The Battle of Warsaw in 1920 is one of the key episodes of the Soviet-Polish war, which the Poles call the "Polish-Bolshevik". It was the largest war in a series of local conflicts that began after the end of the First World War and the collapse of four empires - Russian, Ottoman, German and Austro-Hungarian.
An interactive project is dedicated to this war and the battle of Warsaw bitwa1920.gov.pl., which was created jointly by Polskie Radio and Niepodległą.
The project tells about the Soviet-Polish war from the point of view, officially adopted today by Warsaw. In particular, it says that after the victory over internal opponents by the early 1920s, the Bolsheviks focused on Poland.
Soviet troops with the forces of two fronts attacked from Ukraine and Belarus in the direction of Warsaw. The offensive went so successfully that, according to Polish historians, Lenin decided to take the Polish capital with the forces of the Western Front alone, and then strike at Berlin. The task of the Southwestern Front included the capture of Lvov, followed by an exit to Budapest and Vienna.
Having occupied Poland, according to Polish researchers, the Red Army was supposed to make it another Soviet republic. For this, the puppet Provisional Revolutionary Committee of Poland (Polrevkom) was already formed, which included the Polish Bolsheviks.
Actually, the existence of not too peaceful plans in the Soviet government indirectly confirms the words of Marshal Tukhachevsky:
The road to the world conflagration leads through the corpse of White Poland. We will bring happiness and peace to the working people on our bayonets. To the west!
On the other hand, it is quite possible that the aspirations of the Red Army were limited to the liberation of Western Ukraine and Western Belarus, whose territory Poland inadvertently "grabbed" after gaining independence. Be that as it may, but the crushing defeat of the Soviet troops by the Poles did not allow these plans to come true.
British diplomat Edgar Vincent d'Abernon, who at that time was chairman of the Inter-Allied Mission to Poland, considered the Battle of Warsaw one of the main events of the world stories:
If the Battle of Warsaw ended in victory for the Bolsheviks, there would be a turning point in European history, for there is not the slightest doubt that with the fall of Warsaw, Central Europe would be open to communist propaganda and Soviet invasion.
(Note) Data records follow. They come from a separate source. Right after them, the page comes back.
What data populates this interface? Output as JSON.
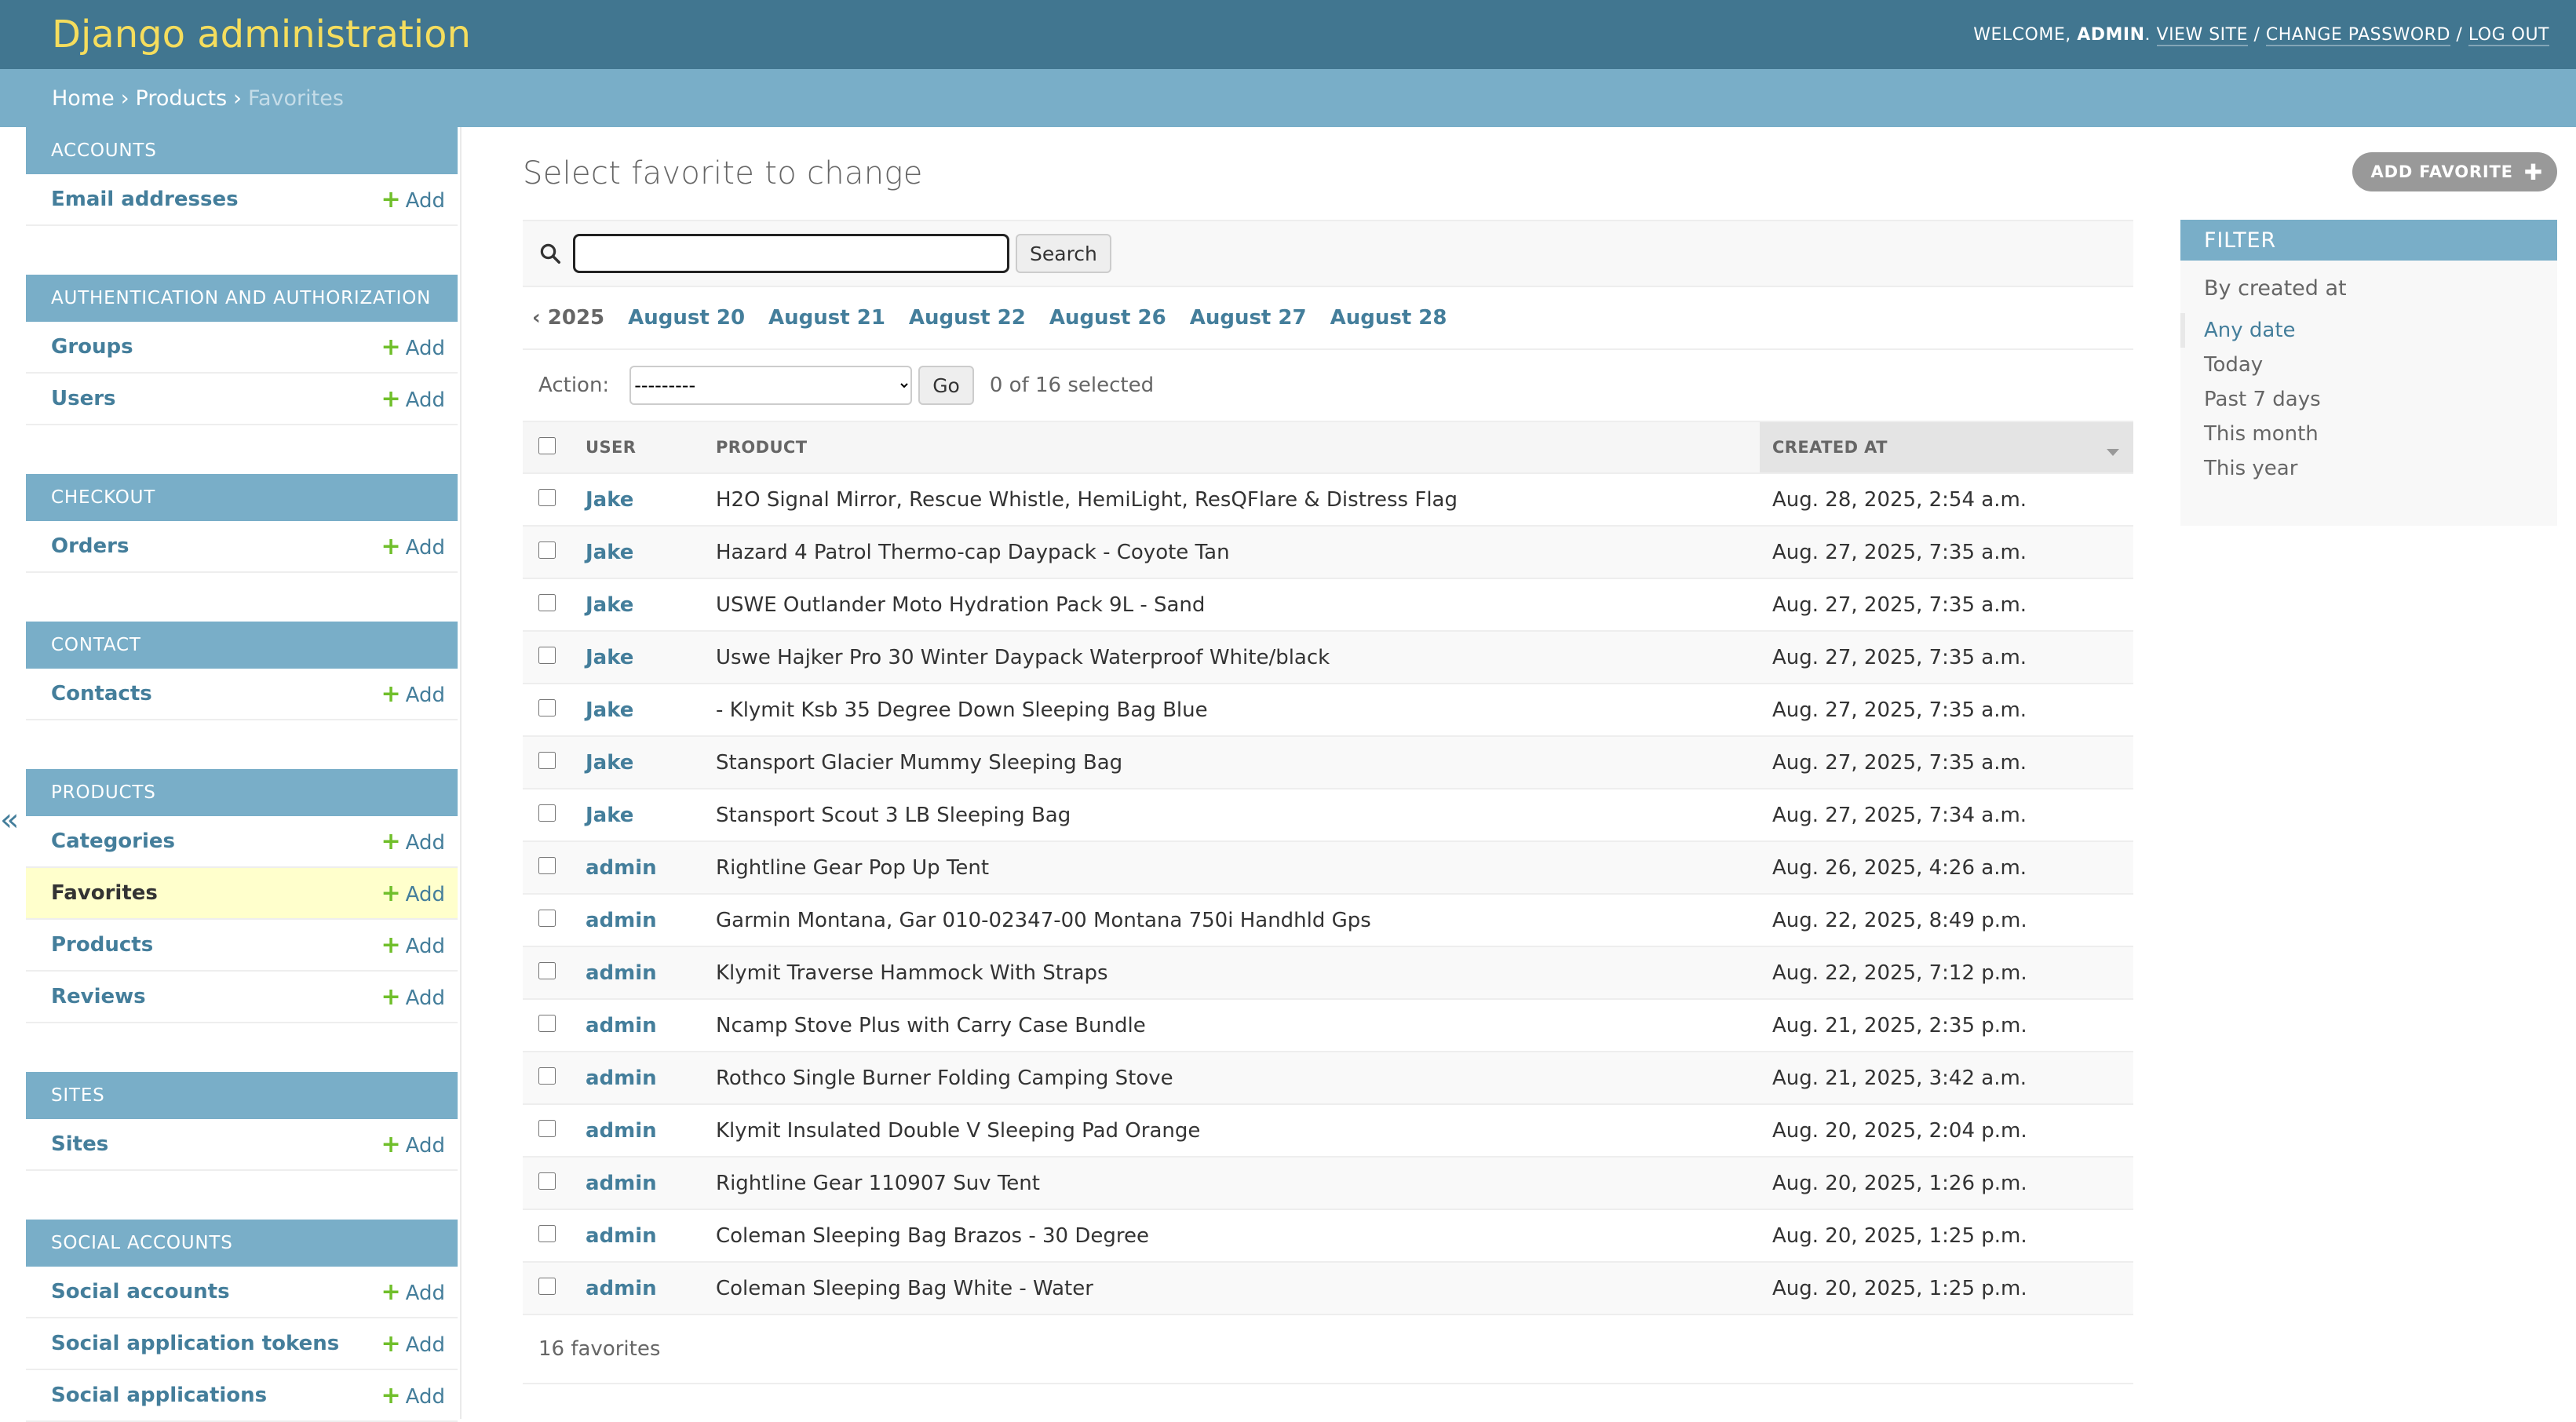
{
  "header": {
    "brand": "Django administration",
    "welcome": "Welcome,",
    "username": "admin",
    "view_site": "View site",
    "change_password": "Change password",
    "log_out": "Log out"
  },
  "breadcrumbs": {
    "home": "Home",
    "app": "Products",
    "current": "Favorites",
    "separator": "›"
  },
  "nav_toggle": "«",
  "sidebar": {
    "modules": [
      {
        "caption": "Accounts",
        "rows": [
          {
            "label": "Email addresses",
            "add": "Add",
            "current": false
          }
        ]
      },
      {
        "caption": "Authentication and Authorization",
        "rows": [
          {
            "label": "Groups",
            "add": "Add",
            "current": false
          },
          {
            "label": "Users",
            "add": "Add",
            "current": false
          }
        ]
      },
      {
        "caption": "Checkout",
        "rows": [
          {
            "label": "Orders",
            "add": "Add",
            "current": false
          }
        ]
      },
      {
        "caption": "Contact",
        "rows": [
          {
            "label": "Contacts",
            "add": "Add",
            "current": false
          }
        ]
      },
      {
        "caption": "Products",
        "rows": [
          {
            "label": "Categories",
            "add": "Add",
            "current": false
          },
          {
            "label": "Favorites",
            "add": "Add",
            "current": true
          },
          {
            "label": "Products",
            "add": "Add",
            "current": false
          },
          {
            "label": "Reviews",
            "add": "Add",
            "current": false
          }
        ]
      },
      {
        "caption": "Sites",
        "rows": [
          {
            "label": "Sites",
            "add": "Add",
            "current": false
          }
        ]
      },
      {
        "caption": "Social Accounts",
        "rows": [
          {
            "label": "Social accounts",
            "add": "Add",
            "current": false
          },
          {
            "label": "Social application tokens",
            "add": "Add",
            "current": false
          },
          {
            "label": "Social applications",
            "add": "Add",
            "current": false
          }
        ]
      }
    ]
  },
  "content": {
    "title": "Select favorite to change",
    "add_button": "Add favorite",
    "search": {
      "value": "",
      "button": "Search"
    },
    "date_hierarchy": {
      "back": "‹ 2025",
      "links": [
        "August 20",
        "August 21",
        "August 22",
        "August 26",
        "August 27",
        "August 28"
      ]
    },
    "actions": {
      "label": "Action:",
      "selected_option": "---------",
      "go": "Go",
      "counter": "0 of 16 selected"
    },
    "columns": {
      "user": "User",
      "product": "Product",
      "created": "Created at"
    },
    "rows": [
      {
        "user": "Jake",
        "product": "H2O Signal Mirror, Rescue Whistle, HemiLight, ResQFlare & Distress Flag",
        "created": "Aug. 28, 2025, 2:54 a.m."
      },
      {
        "user": "Jake",
        "product": "Hazard 4 Patrol Thermo-cap Daypack - Coyote Tan",
        "created": "Aug. 27, 2025, 7:35 a.m."
      },
      {
        "user": "Jake",
        "product": "USWE Outlander Moto Hydration Pack 9L - Sand",
        "created": "Aug. 27, 2025, 7:35 a.m."
      },
      {
        "user": "Jake",
        "product": "Uswe Hajker Pro 30 Winter Daypack Waterproof White/black",
        "created": "Aug. 27, 2025, 7:35 a.m."
      },
      {
        "user": "Jake",
        "product": "- Klymit Ksb 35 Degree Down Sleeping Bag Blue",
        "created": "Aug. 27, 2025, 7:35 a.m."
      },
      {
        "user": "Jake",
        "product": "Stansport Glacier Mummy Sleeping Bag",
        "created": "Aug. 27, 2025, 7:35 a.m."
      },
      {
        "user": "Jake",
        "product": "Stansport Scout 3 LB Sleeping Bag",
        "created": "Aug. 27, 2025, 7:34 a.m."
      },
      {
        "user": "admin",
        "product": "Rightline Gear Pop Up Tent",
        "created": "Aug. 26, 2025, 4:26 a.m."
      },
      {
        "user": "admin",
        "product": "Garmin Montana, Gar 010-02347-00 Montana 750i Handhld Gps",
        "created": "Aug. 22, 2025, 8:49 p.m."
      },
      {
        "user": "admin",
        "product": "Klymit Traverse Hammock With Straps",
        "created": "Aug. 22, 2025, 7:12 p.m."
      },
      {
        "user": "admin",
        "product": "Ncamp Stove Plus with Carry Case Bundle",
        "created": "Aug. 21, 2025, 2:35 p.m."
      },
      {
        "user": "admin",
        "product": "Rothco Single Burner Folding Camping Stove",
        "created": "Aug. 21, 2025, 3:42 a.m."
      },
      {
        "user": "admin",
        "product": "Klymit Insulated Double V Sleeping Pad Orange",
        "created": "Aug. 20, 2025, 2:04 p.m."
      },
      {
        "user": "admin",
        "product": "Rightline Gear 110907 Suv Tent",
        "created": "Aug. 20, 2025, 1:26 p.m."
      },
      {
        "user": "admin",
        "product": "Coleman Sleeping Bag Brazos - 30 Degree",
        "created": "Aug. 20, 2025, 1:25 p.m."
      },
      {
        "user": "admin",
        "product": "Coleman Sleeping Bag White - Water",
        "created": "Aug. 20, 2025, 1:25 p.m."
      }
    ],
    "paginator": "16 favorites"
  },
  "filter": {
    "title": "Filter",
    "heading": "By created at",
    "options": [
      "Any date",
      "Today",
      "Past 7 days",
      "This month",
      "This year"
    ],
    "selected": "Any date"
  },
  "colors": {
    "header": "#417690",
    "brand": "#f5dd5d",
    "caption": "#79aec8",
    "link": "#447e9b",
    "add_plus": "#70bf2b",
    "current_row": "#ffffcc"
  },
  "icons": {
    "search": "search-icon",
    "add": "plus-icon",
    "sort": "sort-descending-icon",
    "toggle": "collapse-sidebar-icon"
  }
}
Of course, the views of the Soviet military-political leadership were very far from pacifist, but at that time none of the countries of Central and Eastern Europe, including Poland, were distinguished by their peacefulness. After the collapse of four empires in this vast territory from the Arctic Circle to the Mediterranean Sea, a vacuum was formed in which each nation tried to realize its national interests at any cost, regardless of the interests of its neighbors.